There are many pitfalls for consumers when interpreting nutritional information on the backs of food packets. At the moment we use a traffic light system for foods to avoid, eat in moderation and eat plenty of, but many nutritionists feel this is an over-simplification which leads consumers to make poor choices.

A new system has been developed in the US, the Overall Nutritional Quality Index (ONQI). This was devised by a group of nutrition and health experts, led by David Katz, chairman of the Yale Prevention Research Center.

ONQI takes into account a number of factors in assigning a score of one to 100 for each food, including negatives like the amount of saturated fat, sugar and cholesterol in a food, and positives like fibre, nutrients, omega-3 fatty acids and the quality of a food?s proteins.

At the moment in our system the nutritional balance of foods aren?t taken into account. Cheese for example may score a red for its high fat content, causing a consumer to stop buying it even though it is a useful source of minerals such as calcium.

ONQI will make it easier to compare similar foods as well as helping you to make good choices quicker. It will be rolled out in the USA in 2008 by Topco Associates LLC, a grocery distribution and services cooperative owned by a number of independent grocers.

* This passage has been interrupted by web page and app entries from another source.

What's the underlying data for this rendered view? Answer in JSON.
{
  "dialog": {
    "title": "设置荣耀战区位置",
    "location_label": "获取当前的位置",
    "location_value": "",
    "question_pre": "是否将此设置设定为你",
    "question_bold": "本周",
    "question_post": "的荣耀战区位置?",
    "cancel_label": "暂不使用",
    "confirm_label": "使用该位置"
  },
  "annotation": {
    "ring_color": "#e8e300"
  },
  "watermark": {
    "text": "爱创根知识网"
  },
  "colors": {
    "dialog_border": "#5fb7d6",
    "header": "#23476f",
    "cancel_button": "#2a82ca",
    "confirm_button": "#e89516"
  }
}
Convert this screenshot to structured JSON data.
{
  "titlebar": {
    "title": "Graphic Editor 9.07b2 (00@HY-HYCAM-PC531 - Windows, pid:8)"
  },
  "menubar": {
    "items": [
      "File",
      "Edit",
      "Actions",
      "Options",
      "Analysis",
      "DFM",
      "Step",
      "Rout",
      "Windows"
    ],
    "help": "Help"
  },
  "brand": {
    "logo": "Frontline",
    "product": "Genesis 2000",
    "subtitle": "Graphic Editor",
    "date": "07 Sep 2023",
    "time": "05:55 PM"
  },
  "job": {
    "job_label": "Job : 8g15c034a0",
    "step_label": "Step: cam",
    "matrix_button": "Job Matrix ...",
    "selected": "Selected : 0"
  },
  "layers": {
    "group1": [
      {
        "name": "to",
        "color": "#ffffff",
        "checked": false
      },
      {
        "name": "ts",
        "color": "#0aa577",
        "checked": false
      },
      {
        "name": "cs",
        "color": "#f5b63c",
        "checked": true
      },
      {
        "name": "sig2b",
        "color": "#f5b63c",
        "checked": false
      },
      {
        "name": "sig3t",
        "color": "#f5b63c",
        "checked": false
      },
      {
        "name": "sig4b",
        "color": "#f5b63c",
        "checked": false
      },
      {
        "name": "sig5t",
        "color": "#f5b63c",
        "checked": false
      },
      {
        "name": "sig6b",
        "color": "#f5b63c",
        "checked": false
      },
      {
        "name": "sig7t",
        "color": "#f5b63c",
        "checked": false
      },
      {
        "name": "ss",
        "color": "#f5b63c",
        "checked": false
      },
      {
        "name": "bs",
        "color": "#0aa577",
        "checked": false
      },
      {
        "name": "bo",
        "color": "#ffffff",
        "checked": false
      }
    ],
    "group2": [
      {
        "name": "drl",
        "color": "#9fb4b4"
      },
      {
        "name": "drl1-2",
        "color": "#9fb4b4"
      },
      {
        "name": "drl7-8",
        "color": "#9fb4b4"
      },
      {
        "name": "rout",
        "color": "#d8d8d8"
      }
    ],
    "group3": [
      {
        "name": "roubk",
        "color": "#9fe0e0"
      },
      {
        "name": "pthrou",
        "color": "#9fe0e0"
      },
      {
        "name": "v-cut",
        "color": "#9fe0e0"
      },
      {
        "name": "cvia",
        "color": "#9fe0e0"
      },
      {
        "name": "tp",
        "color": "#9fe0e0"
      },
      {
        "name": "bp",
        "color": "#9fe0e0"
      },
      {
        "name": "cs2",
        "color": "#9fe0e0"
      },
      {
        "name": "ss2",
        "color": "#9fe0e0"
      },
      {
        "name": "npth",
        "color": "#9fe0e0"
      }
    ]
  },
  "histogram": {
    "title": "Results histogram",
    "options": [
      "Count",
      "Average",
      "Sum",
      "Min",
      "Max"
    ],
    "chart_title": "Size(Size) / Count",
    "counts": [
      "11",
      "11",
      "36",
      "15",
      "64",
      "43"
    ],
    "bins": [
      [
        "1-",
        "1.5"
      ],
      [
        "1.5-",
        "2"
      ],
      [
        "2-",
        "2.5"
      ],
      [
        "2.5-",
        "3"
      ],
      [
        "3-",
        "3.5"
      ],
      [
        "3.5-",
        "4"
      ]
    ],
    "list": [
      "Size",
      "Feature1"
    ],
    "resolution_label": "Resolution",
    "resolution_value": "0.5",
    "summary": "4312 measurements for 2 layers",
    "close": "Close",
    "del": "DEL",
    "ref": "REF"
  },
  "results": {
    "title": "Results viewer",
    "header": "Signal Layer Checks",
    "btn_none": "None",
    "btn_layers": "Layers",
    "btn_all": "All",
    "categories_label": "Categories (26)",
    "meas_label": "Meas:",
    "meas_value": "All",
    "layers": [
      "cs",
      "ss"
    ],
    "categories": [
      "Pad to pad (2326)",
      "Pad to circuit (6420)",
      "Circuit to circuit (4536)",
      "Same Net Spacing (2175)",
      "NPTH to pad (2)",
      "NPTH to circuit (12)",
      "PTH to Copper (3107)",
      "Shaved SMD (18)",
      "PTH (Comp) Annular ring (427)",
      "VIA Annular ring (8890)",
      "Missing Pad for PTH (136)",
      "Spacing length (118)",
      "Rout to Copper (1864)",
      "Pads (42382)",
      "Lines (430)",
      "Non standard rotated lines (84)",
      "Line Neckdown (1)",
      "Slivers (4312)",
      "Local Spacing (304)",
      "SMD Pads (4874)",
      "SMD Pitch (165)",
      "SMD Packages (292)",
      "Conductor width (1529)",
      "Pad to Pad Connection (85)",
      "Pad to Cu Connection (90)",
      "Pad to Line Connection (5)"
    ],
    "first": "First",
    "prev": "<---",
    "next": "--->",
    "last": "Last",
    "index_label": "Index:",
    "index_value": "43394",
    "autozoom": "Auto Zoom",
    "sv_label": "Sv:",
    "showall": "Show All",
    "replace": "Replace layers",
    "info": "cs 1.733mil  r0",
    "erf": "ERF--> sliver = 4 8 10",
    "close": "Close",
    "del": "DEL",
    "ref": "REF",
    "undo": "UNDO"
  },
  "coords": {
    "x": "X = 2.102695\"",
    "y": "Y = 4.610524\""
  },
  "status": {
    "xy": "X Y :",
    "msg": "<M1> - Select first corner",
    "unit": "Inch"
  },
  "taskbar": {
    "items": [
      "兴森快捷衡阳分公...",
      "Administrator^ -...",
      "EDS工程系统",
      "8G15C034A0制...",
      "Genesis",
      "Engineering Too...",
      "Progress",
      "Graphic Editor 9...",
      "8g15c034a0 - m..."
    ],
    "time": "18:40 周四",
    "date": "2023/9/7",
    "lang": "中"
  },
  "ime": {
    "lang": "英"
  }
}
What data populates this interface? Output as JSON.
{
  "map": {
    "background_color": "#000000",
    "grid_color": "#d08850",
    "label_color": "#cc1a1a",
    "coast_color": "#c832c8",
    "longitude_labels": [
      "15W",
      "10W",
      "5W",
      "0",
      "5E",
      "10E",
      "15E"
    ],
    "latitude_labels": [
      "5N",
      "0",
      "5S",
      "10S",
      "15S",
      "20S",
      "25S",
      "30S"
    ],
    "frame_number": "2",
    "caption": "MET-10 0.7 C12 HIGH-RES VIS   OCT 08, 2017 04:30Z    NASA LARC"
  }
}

Other bodies with an interest in nutrition and food production are working on similar systems so expect to see something available to UK consumers in the next year.